= Beginning of Section =

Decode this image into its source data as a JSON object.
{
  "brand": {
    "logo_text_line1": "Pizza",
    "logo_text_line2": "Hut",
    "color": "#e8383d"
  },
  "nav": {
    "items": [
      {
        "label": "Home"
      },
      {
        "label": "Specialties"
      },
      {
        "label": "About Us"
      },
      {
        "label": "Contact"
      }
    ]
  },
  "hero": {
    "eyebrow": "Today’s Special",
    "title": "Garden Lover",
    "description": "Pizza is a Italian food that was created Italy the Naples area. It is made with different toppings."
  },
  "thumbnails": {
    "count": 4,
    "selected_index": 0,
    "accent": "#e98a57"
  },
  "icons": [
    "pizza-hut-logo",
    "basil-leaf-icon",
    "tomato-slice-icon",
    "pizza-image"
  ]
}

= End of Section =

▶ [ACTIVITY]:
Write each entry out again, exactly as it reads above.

▶ [EXERCISE RESPONSE]:
Decode this image into its source data as a JSON object.
{
  "brand": {
    "logo_text_line1": "Pizza",
    "logo_text_line2": "Hut",
    "color": "#e8383d"
  },
  "nav": {
    "items": [
      {
        "label": "Home"
      },
      {
        "label": "Specialties"
      },
      {
        "label": "About Us"
      },
      {
        "label": "Contact"
      }
    ]
  },
  "hero": {
    "eyebrow": "Today’s Special",
    "title": "Garden Lover",
    "description": "Pizza is a Italian food that was created Italy the Naples area. It is made with different toppings."
  },
  "thumbnails": {
    "count": 4,
    "selected_index": 0,
    "accent": "#e98a57"
  },
  "icons": [
    "pizza-hut-logo",
    "basil-leaf-icon",
    "tomato-slice-icon",
    "pizza-image"
  ]
}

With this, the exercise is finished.